Being a court reporting company in Canada we also provide deposition services to attorneys in the United States. One thing that someone reviewing a deposition transcript is the Canadian spellings of words versus how they are spelled in the U.S.
In Canada we primarily use British spellings, but some words may also incorporate U.S. spellings. American spelling of words were originally based off of the British spelling, but over time grammarists in the United States have made the words spelled more like they sound.
Well, Canadians don’t follow ALL British spelling rules, such as the two below:
gaol (British) jail (Canada/U.S.)
tyre (British) tire (Canada/U.S.)
However, in many other instances, Canadians do tend to use the spelling in the same manner as the British. In many ways this does help to offer some clarity when reading text in a transcript.
Here are two words in the sentences below that use Canadian/British spellings in a sentence:
The electric meter on the house is approximately 1.2 metres from ground level.
Let me check with the office to see if the cheque was mailed out to you.
In the first sentence, if this text was being produced by a court reporter in the U.S., the word, meter/metre, would be simply put in as meter. However, in Canada, we use different spellings for each. Meter – a device used to measure usage is different from metre, which is spelling used to measure distance. You can see how this actually helps to provide the reader with a better understanding of which meter refers to what form of measurement.
The second example is check and cheque. The word cheque refers to a form of payment while check refers to an action of confirmation.
Other words used in Canadian spellings that maintain the British rules are -our words, such as colour and neighbour. Also, words with -ing endings will double the “l”, such as travelling.
Court reporters with our firm maintain a listing of other unique words that are spelled using the Canadian/British spellings. Our go-to reference dictionary at Calgary/Edmonton Independent Reporters is the Canadian Oxford Dictionary. There is a great video on the Oxford Blog – British & American Spellings that provides even more information on differences in Canadian/British and U.S. spellings.

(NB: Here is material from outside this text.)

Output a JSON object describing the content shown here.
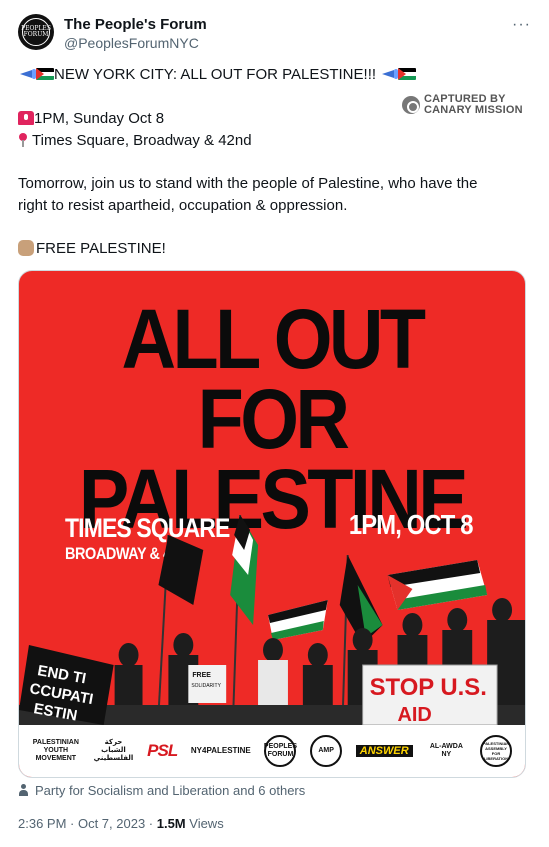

Check it out and you will see why we spell words the way we do.
Now, the next time you receive a transcript from a court reporter in Canada and notice some different spellings, you will have a better understanding on why we spell some words just a little bit different than you.